For women younger than 35 years old with regular cycles and no history of major abdominal surgeries, a couple should give themselves a year before seeking medical help. For woman more than 35 years old after 6 months. For patients with irregular cycles, it is better to ask for your doctor’s help before trying to conceive.
It is essential not to stress, pregnancy might take some time to happen since the chance of conceiving per cycle is only 10-15%. What position used in intercourse is not important, and no, you do not have to rest on your back for 10 minutes afterward. Do not listen to stories and people around you, and talk to your doctor for any questions.
Premenopausal (More than 40 years old) and Menopausal complaints
A lot of women (50% of menopause and 15% of perimenopause) might complain of increased vaginal dryness and decrease in libido, because of a decrease in hormones, mainly estrogen and testosterone, and the fatigue and life stressors around them.
Decreased estrogen will lead to a dry vulva and vagina, decreased blood flow to the area leading to itching, pain on intercourse and decreased genital arousal and in general a very sensitive area.
Decreased testosterone will lead to fatigue, decreased sexual desire and satisfaction.
You should NOT feel shy to talk about this with your gynecologist.
Treatment that might be offered are lifestyle changes (increase flirting time, change sexual positions) lubricant use, moisturizers, localized estrogen therapy, laser treatment and in rare cases hormones replacement therapy such as estrogen/progesterone and testosterone (not FDA approved and a lot of side effects).
Breastfeeding patients might also have similar complaints due to the decreased in estrogen because of the high prolactin level. Similar treatments can be offered.
Other patients who might complain of the same symptoms are breast cancer patients on hormonal treatment, or patients on antidepressants or undergoing radiation therapy.

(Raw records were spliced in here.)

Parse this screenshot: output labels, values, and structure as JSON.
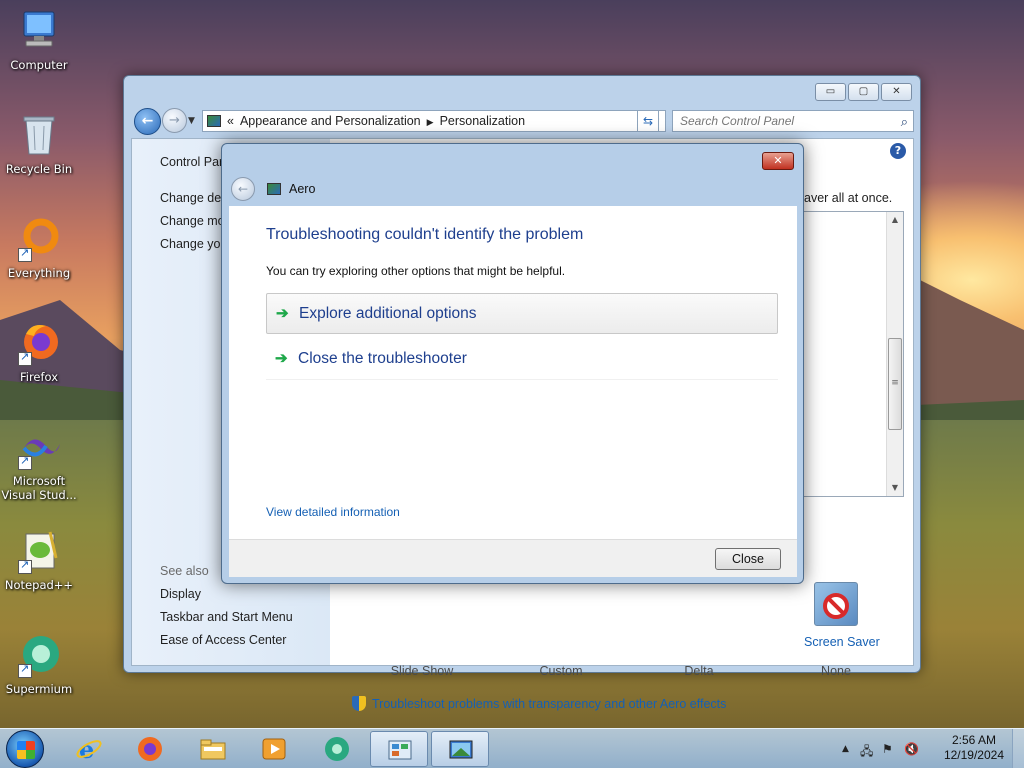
{
  "desktop": {
    "icons": [
      {
        "label": "Computer"
      },
      {
        "label": "Recycle Bin"
      },
      {
        "label": "Everything"
      },
      {
        "label": "Firefox"
      },
      {
        "label": "Microsoft Visual Stud..."
      },
      {
        "label": "Notepad++"
      },
      {
        "label": "Supermium"
      }
    ]
  },
  "window": {
    "controls": {
      "minimize": "▭",
      "maximize": "▢",
      "close": "✕"
    },
    "address": {
      "prefix": "«",
      "crumb1": "Appearance and Personalization",
      "crumb2": "Personalization"
    },
    "search_placeholder": "Search Control Panel",
    "left_pane": {
      "control_panel": "Control Par",
      "links": [
        "Change des",
        "Change mo",
        "Change you"
      ],
      "see_also": "See also",
      "see_also_links": [
        "Display",
        "Taskbar and Start Menu",
        "Ease of Access Center"
      ]
    },
    "right_text": "aver all at once.",
    "themes": [
      "Slide Show",
      "Custom",
      "Delta",
      "None"
    ],
    "screen_saver": "Screen Saver",
    "troubleshoot_link": "Troubleshoot problems with transparency and other Aero effects"
  },
  "dialog": {
    "title": "Aero",
    "heading": "Troubleshooting couldn't identify the problem",
    "subtext": "You can try exploring other options that might be helpful.",
    "options": [
      "Explore additional options",
      "Close the troubleshooter"
    ],
    "detail_link": "View detailed information",
    "close_button": "Close"
  },
  "taskbar": {
    "time": "2:56 AM",
    "date": "12/19/2024"
  }
}
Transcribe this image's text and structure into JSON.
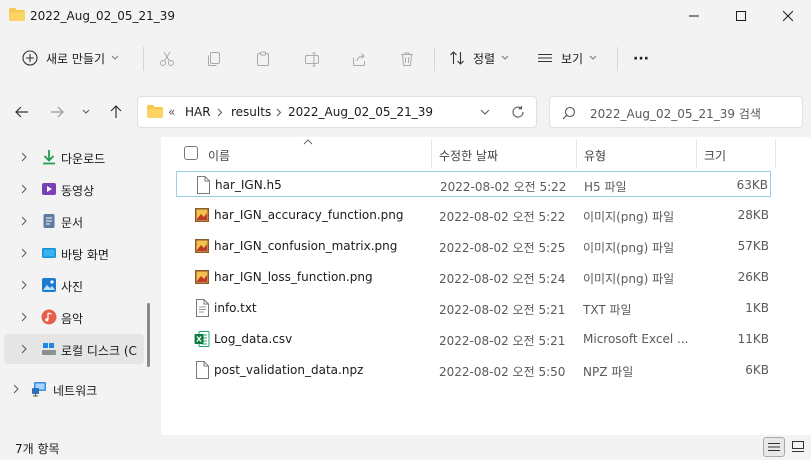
{
  "window": {
    "title": "2022_Aug_02_05_21_39"
  },
  "toolbar": {
    "new_label": "새로 만들기",
    "sort_label": "정렬",
    "view_label": "보기",
    "more_label": "···"
  },
  "address": {
    "overflow": "«",
    "crumbs": [
      "HAR",
      "results",
      "2022_Aug_02_05_21_39"
    ]
  },
  "search": {
    "placeholder": "2022_Aug_02_05_21_39 검색"
  },
  "sidebar": {
    "items": [
      {
        "label": "다운로드",
        "icon": "download-icon"
      },
      {
        "label": "동영상",
        "icon": "video-icon"
      },
      {
        "label": "문서",
        "icon": "document-icon"
      },
      {
        "label": "바탕 화면",
        "icon": "desktop-icon"
      },
      {
        "label": "사진",
        "icon": "picture-icon"
      },
      {
        "label": "음악",
        "icon": "music-icon"
      },
      {
        "label": "로컬 디스크 (C",
        "icon": "drive-icon"
      },
      {
        "label": "네트워크",
        "icon": "network-icon"
      }
    ]
  },
  "columns": {
    "name": "이름",
    "modified": "수정한 날짜",
    "type": "유형",
    "size": "크기"
  },
  "files": [
    {
      "name": "har_IGN.h5",
      "date": "2022-08-02 오전 5:22",
      "type": "H5 파일",
      "size": "63KB",
      "icon": "generic-file-icon"
    },
    {
      "name": "har_IGN_accuracy_function.png",
      "date": "2022-08-02 오전 5:22",
      "type": "이미지(png) 파일",
      "size": "28KB",
      "icon": "image-file-icon"
    },
    {
      "name": "har_IGN_confusion_matrix.png",
      "date": "2022-08-02 오전 5:25",
      "type": "이미지(png) 파일",
      "size": "57KB",
      "icon": "image-file-icon"
    },
    {
      "name": "har_IGN_loss_function.png",
      "date": "2022-08-02 오전 5:24",
      "type": "이미지(png) 파일",
      "size": "26KB",
      "icon": "image-file-icon"
    },
    {
      "name": "info.txt",
      "date": "2022-08-02 오전 5:21",
      "type": "TXT 파일",
      "size": "1KB",
      "icon": "text-file-icon"
    },
    {
      "name": "Log_data.csv",
      "date": "2022-08-02 오전 5:21",
      "type": "Microsoft Excel ...",
      "size": "11KB",
      "icon": "excel-file-icon"
    },
    {
      "name": "post_validation_data.npz",
      "date": "2022-08-02 오전 5:50",
      "type": "NPZ 파일",
      "size": "6KB",
      "icon": "generic-file-icon"
    }
  ],
  "status": {
    "count": "7개 항목"
  },
  "colors": {
    "accent": "#0067c0",
    "selection_border": "#99d1e8",
    "folder": "#f8c74b"
  }
}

Discuss these issues with your gynecologist, do not feel shy about them and weight the pros and cons of treatment if needed with your doctor.
It is a condition associated with a decrease in the male hormone testosterone. It is more gradual than menopause. As men age, the decrease in testosterone is responsible for male patterns causing physical and psychological symptoms.
Low sex drive, difficulties in erection, depression, lack of energy, loss of muscle mass and increased body fat.
In addition, there is an increased risk of cardiovascular diseases and osteoporosis.
If this is affecting your life talk to your doctor about it. Testosterone treatment might be offered for selected patients (not breast cancer or prostate cancer or with enlarged prostate or interested in having children or kidney or heart disease). Pros and cons need to be checked with your doctor. Please DO NOT take testosterone treatment without consulting your doctor.
Patients with high prolactin, diabetes, and hypertension may complain of similar symptoms, therefore you should always rule out medical conditions before labeling yourself with andropause.
Nutrition and your sexual health:
Good sexual health has a lot to do with good cardiovascular health. This is why the same guidelines apply to both!
Foods to include in your diet:
1- A variety of fruits and vegetables
2- Wholegrain and fibers (oat, quinoa, beans…)
3- Healthy oils (olive oil, avocado…)
5- Nuts and seeds (raw almonds, cashew, walnuts, pumpkin seeds…)
Zinc has been linked to increased libido and is found in seafood and other foods such as:
Oysters- Crab – Lobster- Pine nuts
Nutrition for proper erection:
Many nutrients contribute to a proper sexual experience, among them:
Berries- citrus fruits- red wine- red peppers- chocolate- tea